I take so much for granted in my daily life. I walk to the door, flip a switch; the light goes on, bathing the room in illumination. I step into the kitchen, open the faucet, and safe, drinkable water pours forth. I open the fridge, and there's food enough to eat, including snacks. Many mornings I walk from my residence to church to celebrate Mass. Not only does the parish community provide me with a comfortable home, but we also share a safe, beautiful church in which we can gather to hear God's word in sacred Scripture, recall the Last Supper and then be sent into the world to be the presence of Christ.

Not once do I worry that some natural disaster may sweep all this goodness away. Nor do I worry that human violence or persecution will prevent me from worshiping God freely in the fashion that is of my own choosing. I do not fear for my life as I walk or drive the streets of my small mid-Michigan community. Although, at times, I wonder about and am even saddened by our nation's direction, I never find myself thinking that life would be so much better if I were to pick up and move elsewhere. I am blessed not to worry about such things, but I do also recall that but for a few generations past, my ancestors did.  

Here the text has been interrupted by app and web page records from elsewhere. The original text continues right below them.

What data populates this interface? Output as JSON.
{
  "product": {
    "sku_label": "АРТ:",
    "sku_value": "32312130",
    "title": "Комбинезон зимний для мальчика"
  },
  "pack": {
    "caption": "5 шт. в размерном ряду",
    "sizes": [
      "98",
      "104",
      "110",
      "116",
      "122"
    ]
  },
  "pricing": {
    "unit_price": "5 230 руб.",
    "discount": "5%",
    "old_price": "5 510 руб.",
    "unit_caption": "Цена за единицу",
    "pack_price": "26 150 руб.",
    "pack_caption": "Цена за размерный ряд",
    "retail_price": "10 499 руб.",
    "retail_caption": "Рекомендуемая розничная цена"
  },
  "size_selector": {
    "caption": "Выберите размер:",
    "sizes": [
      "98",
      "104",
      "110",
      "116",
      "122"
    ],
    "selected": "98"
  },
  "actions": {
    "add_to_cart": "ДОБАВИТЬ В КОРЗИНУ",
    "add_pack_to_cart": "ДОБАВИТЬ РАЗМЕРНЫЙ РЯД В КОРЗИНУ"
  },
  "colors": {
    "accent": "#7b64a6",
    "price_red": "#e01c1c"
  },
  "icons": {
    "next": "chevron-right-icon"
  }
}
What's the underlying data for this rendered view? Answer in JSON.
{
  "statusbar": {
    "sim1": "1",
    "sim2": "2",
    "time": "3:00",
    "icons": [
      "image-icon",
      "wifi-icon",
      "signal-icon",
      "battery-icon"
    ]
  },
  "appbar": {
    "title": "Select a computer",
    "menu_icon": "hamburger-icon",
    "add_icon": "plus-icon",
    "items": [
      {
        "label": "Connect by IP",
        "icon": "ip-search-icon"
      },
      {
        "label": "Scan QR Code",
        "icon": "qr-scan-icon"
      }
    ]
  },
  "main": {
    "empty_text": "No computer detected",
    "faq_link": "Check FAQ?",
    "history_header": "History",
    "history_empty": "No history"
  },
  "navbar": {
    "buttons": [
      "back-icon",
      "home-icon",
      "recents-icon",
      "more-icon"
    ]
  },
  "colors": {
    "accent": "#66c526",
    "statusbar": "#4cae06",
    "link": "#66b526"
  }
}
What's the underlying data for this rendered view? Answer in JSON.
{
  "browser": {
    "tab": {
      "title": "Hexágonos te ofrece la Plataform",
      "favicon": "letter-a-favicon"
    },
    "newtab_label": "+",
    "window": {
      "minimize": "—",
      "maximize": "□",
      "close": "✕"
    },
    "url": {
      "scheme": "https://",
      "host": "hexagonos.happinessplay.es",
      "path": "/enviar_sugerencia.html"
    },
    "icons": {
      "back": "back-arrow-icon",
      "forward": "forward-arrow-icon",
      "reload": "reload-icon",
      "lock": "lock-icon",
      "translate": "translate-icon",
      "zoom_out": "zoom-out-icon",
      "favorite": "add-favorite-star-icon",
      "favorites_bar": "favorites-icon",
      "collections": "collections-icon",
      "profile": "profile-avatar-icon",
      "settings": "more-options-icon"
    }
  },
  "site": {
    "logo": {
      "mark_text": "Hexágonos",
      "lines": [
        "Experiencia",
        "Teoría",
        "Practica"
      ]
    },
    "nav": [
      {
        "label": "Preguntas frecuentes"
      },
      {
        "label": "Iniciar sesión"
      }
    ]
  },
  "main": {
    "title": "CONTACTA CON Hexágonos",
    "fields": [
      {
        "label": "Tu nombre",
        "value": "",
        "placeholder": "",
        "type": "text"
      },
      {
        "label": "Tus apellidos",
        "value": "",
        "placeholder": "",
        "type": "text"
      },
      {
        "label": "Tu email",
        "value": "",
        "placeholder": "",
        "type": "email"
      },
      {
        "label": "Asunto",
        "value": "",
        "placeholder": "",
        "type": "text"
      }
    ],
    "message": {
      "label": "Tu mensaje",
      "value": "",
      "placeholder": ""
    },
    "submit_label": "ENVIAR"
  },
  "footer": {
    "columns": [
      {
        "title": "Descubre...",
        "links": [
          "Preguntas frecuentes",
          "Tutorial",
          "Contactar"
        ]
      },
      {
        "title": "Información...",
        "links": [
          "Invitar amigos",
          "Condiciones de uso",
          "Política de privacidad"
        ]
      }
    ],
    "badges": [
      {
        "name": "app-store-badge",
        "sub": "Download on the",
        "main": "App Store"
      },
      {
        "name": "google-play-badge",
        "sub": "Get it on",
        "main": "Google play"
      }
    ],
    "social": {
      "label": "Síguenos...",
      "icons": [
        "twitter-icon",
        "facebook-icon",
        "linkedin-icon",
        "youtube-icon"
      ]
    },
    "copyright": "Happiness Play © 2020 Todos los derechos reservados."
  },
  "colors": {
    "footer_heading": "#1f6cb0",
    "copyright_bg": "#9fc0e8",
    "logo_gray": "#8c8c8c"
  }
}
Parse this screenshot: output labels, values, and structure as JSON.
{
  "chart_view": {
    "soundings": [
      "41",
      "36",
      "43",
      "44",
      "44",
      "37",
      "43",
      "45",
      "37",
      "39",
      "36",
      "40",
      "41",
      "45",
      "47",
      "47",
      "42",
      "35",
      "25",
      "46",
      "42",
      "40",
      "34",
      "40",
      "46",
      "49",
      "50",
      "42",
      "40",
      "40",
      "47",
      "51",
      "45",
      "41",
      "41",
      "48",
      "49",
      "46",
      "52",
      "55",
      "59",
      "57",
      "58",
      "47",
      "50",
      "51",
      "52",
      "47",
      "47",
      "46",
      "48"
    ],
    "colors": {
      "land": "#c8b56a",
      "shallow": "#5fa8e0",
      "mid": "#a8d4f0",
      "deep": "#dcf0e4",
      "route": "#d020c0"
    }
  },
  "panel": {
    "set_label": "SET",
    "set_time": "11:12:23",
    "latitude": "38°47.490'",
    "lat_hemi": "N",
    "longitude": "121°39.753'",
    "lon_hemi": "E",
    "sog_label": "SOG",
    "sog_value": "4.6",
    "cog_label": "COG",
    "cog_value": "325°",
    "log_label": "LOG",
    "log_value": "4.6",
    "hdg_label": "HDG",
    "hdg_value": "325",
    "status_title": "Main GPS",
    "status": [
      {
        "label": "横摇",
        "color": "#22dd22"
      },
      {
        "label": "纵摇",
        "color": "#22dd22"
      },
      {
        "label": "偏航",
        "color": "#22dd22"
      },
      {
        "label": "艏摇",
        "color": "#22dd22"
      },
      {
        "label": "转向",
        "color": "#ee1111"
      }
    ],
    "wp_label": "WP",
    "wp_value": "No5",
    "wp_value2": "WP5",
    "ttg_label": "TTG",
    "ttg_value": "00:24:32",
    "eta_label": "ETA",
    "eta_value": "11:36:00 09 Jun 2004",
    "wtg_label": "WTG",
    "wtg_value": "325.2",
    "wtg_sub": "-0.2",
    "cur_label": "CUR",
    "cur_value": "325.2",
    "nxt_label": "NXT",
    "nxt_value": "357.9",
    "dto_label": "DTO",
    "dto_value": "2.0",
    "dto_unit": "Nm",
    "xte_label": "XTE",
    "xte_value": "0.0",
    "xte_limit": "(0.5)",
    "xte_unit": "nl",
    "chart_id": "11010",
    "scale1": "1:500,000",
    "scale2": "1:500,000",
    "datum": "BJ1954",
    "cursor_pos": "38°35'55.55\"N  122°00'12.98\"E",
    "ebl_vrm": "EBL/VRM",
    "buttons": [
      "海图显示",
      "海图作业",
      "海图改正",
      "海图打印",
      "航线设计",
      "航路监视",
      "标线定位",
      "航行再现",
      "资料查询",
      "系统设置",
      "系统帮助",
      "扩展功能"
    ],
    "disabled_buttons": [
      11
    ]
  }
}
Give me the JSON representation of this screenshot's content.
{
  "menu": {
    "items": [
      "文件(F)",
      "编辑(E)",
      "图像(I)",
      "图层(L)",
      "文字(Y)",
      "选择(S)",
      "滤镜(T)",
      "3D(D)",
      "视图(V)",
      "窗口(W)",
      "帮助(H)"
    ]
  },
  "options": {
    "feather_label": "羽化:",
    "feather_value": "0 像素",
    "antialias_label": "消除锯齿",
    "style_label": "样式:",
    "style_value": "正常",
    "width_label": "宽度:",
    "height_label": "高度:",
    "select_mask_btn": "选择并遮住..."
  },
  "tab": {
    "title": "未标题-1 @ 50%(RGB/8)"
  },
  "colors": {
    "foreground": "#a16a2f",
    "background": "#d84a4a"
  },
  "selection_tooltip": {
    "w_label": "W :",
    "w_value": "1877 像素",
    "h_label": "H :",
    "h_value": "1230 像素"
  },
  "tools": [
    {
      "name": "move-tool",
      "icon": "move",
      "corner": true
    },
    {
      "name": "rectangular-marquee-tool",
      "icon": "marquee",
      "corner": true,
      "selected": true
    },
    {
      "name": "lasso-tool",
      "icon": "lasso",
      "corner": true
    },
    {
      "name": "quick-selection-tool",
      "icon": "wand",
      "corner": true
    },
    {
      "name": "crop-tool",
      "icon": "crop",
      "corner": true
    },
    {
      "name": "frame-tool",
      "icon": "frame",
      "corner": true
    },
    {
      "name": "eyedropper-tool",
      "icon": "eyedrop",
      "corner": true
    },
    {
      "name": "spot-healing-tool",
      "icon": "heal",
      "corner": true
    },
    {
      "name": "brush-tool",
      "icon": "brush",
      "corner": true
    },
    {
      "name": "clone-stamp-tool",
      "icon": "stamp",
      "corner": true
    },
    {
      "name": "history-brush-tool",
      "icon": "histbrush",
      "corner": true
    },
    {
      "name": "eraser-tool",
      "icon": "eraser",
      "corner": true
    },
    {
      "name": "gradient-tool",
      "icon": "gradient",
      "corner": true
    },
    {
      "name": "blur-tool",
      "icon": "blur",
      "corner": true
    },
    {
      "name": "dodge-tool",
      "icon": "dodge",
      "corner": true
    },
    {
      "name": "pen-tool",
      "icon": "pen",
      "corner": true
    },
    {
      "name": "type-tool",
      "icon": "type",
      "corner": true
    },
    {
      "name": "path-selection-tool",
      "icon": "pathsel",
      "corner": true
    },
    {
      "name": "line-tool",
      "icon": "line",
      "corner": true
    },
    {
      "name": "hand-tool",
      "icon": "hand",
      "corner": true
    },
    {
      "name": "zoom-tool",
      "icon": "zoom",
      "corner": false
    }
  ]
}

Lately, I find myself being more deliberate in remembering that the source of all I enjoy is not simply a reflection of human generosity or my own meager skills. The goodness I experience in my daily living is a reflection of a tremendously generous God. It is also built upon the lives of so many people who sacrificed a great deal and upon whose shoulders I now stand. I am also increasingly aware that there are those among us, unseen or unrecognized, who are living this sacrificial reality at this very moment.

Malambow Abdiqadir has known fear, persecution, and danger for a good portion of his young life. Having fled war-torn Somalia, he has found a family, safety, freedom and a new life here with the help of Catholic Refugee Services. Fr. Bennett Constantine, a native Sri Lankan, is helping his homeland to recover from the tsunami which wreaked such devastation upon the lives of so many half a world away. That area's recovery will not be measured in weeks or months, but rather in years. Fr. Ben's efforts are helping to restore the fundamental basics needed for life and foster continued awareness about the long road to recovery which lies ahead of so many who call the Indian Ocean basin home.

These early weeks of autumn are a time to gather the bounty of the year's harvest. With this time comes thankfulness to God " for blessings received and shared, freely given and unmerited " blessings that are neither our due nor our right. They are God-given gifts and should be acknowledged as such, accepted, shared and returned. And so our journey in FAITH continues.